  • 2007-9: The new swimming facility becomes fully operational. The city structures management of the pool to include three full-time year-round management positions. A new community services building is constructed to house the burgeoning staff structure.
I took swimming lessons at the old pool when I was a kid. My oldest children took some swimming lessons there. During my childhood, my family bought a season pass to the pool each year. Walking to the pool, swimming for an hour or two, and then walking home became a nearly daily ritual for us during those years. All of my children have taken lessons at the new pool. But we don’t generally swim there very often because it’s kind of expensive to take the whole family.

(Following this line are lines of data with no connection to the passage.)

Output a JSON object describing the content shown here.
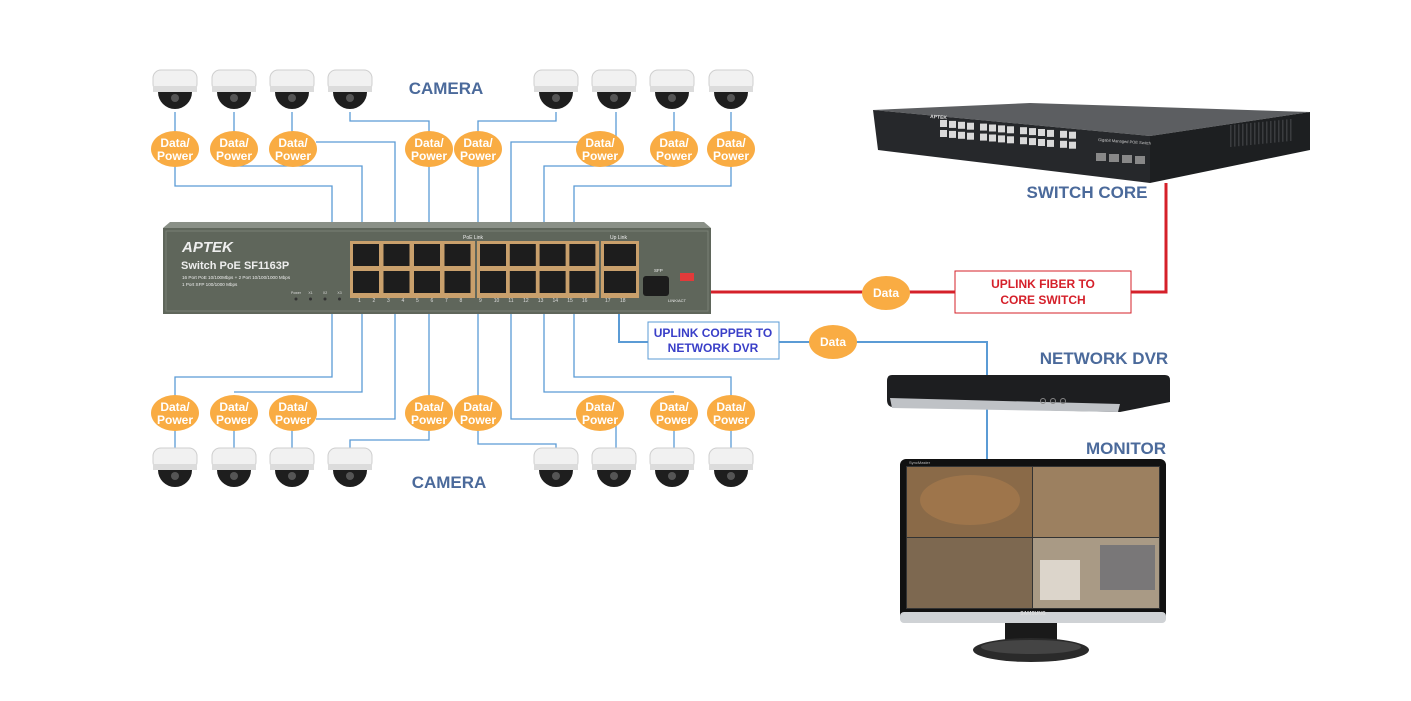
{
  "labels": {
    "camera_top": "CAMERA",
    "camera_bottom": "CAMERA",
    "switch_core": "SWITCH CORE",
    "network_dvr": "NETWORK DVR",
    "monitor": "MONITOR"
  },
  "poe_bubble": {
    "line1": "Data/",
    "line2": "Power",
    "count_top": 8,
    "count_bottom": 8
  },
  "data_bubbles": {
    "fiber": "Data",
    "copper": "Data"
  },
  "uplink_fiber_box": {
    "line1": "UPLINK FIBER TO",
    "line2": "CORE SWITCH"
  },
  "uplink_copper_box": {
    "line1": "UPLINK COPPER TO",
    "line2": "NETWORK DVR"
  },
  "poe_switch": {
    "brand": "APTEK",
    "model": "Switch PoE SF1163P",
    "spec_line1": "16 Port PoE 10/100Mbps + 2 Port 10/100/1000 Mbps",
    "spec_line2": "1 Port SFP 100/1000 Mbps",
    "poe_link_label": "PoE Link",
    "up_link_label": "Up Link",
    "sfp_label": "SFP",
    "link_act_label": "LINK/ACT",
    "led_labels": [
      "Power",
      "X1",
      "X2",
      "X3"
    ],
    "port_labels": [
      "1",
      "2",
      "3",
      "4",
      "5",
      "6",
      "7",
      "8",
      "9",
      "10",
      "11",
      "12",
      "13",
      "14",
      "15",
      "16",
      "17",
      "18"
    ]
  },
  "core_switch": {
    "brand": "APTEK",
    "caption": "Gigabit Managed POE Switch"
  },
  "monitor": {
    "brand": "SAMSUNG",
    "model": "SyncMaster"
  },
  "colors": {
    "label": "#4b6a9b",
    "bubble": "#f9ac43",
    "copper_line": "#5b9bd5",
    "fiber_line": "#d5202a",
    "copper_box_text": "#3a3fc8",
    "fiber_box_text": "#d5202a"
  }
}
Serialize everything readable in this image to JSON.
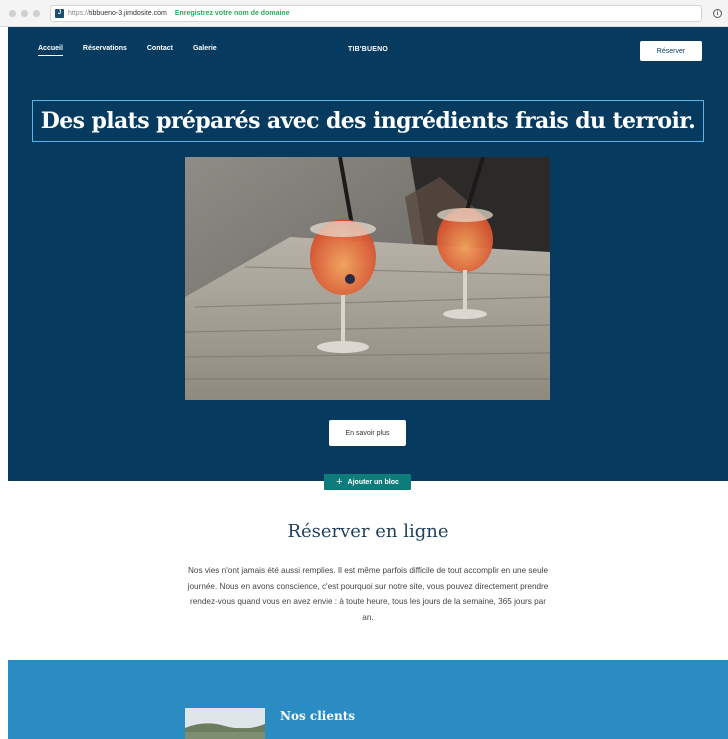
{
  "browser": {
    "url_protocol": "https://",
    "url_host": "tibbueno-3.jimdosite.com",
    "promo": "Enregistrez votre nom de domaine",
    "favicon_letter": "J"
  },
  "nav": {
    "items": [
      "Accueil",
      "Réservations",
      "Contact",
      "Galerie"
    ],
    "active": "Accueil",
    "brand": "TIB'BUENO",
    "reserve_button": "Réserver"
  },
  "hero": {
    "headline": "Des plats préparés avec des ingrédients frais du terroir.",
    "more_button": "En savoir plus"
  },
  "editor": {
    "add_block": "Ajouter un bloc"
  },
  "booking": {
    "title": "Réserver en ligne",
    "text": "Nos vies n'ont jamais été aussi remplies. Il est même parfois difficile de tout accomplir en une seule journée. Nous en avons conscience, c'est pourquoi sur notre site, vous pouvez directement prendre rendez-vous quand vous en avez envie : à toute heure, tous les jours de la semaine, 365 jours par an."
  },
  "clients": {
    "title": "Nos clients"
  },
  "colors": {
    "hero_bg": "#063a5f",
    "accent_border": "#56b4e9",
    "add_block_bg": "#0e7c7b",
    "clients_bg": "#2b8cc4"
  }
}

Some residents are upset that the pool is losing about $83,000 annually. They wonder what happened to claims that the pool would actually make money. City officials are now fond of saying that no municipal pool pays for itself, let alone makes a profit. City parks don’t pay for themselves, yet we build and maintain them anyway because they enhance the community. Why would a pool or another recreation facility be any different, they reason.

This makes sense, but it is a huge departure from the rhetoric tossed around before the pool was built. Besides, some note that this year’s tax increase would not have been necessary without the pool’s operational shortfall.

It is clear that there are some sharp differences of opinion when it comes to the municipal swimming pool. Many residents are pleased to have the facility. This includes some people that voted against both of the bonds mentioned above. It seems to me that most residents want the city to live within its means without jacking up taxes. But most of these people also don’t want to know the details. They just want their elected officials to take care of it.

The fact of the matter is that the city now has a swimming facility that it will need to operate and maintain for the long term. That’s just not going to change, no matter how much people carp about it. The city now has an obligation to make the pool as broadly appealing and useful as possible. I think, however, that it would be wise and possible to more prudently structure the pool’s management. Getting rid of just one of the three full-time management positions would have made this year’s tax increase unnecessary.

In the meantime, the mayor is running for a third term after raising taxes two years in a row. He is being opposed by a longtime city council member whose term is wrapping up. Given this man’s voting record, it is unclear how he would be much different than the current mayor. Unless people have a good reason to switch, most of them won’t, although, I am personally in favor of limiting a mayor’s terms to two. A third opponent in the race is well known in the community as a very staunch libertarian conservative. His campaign signs include the slogan, “Living within our means.” That sounds nice, but this man frankly scares a lot of people.

Two city council seats are up for election and both are being vacated by the incumbents. Five people are vying for these two seats. I know absolutely nothing about two of these candidates. I know two others personally. I know the quality of their character, but I am less clear on their politics. I am more clear on the politics of the last fellow, but I get the feeling that he is mainly running as a voice of opposition rather than out of a desire to actually win, since he has done little campaigning.

The swimming pool and the issues that surround it are not formally on the ballot. But the pool will be in the back of the minds of many voters as they go to the polls. As both races require a primary election, early voting is currently available at the city council chambers on Tuesday through Friday this week and next, from 1-5pm each of these days. Or you can wait in line on primary election day, Sept. 15.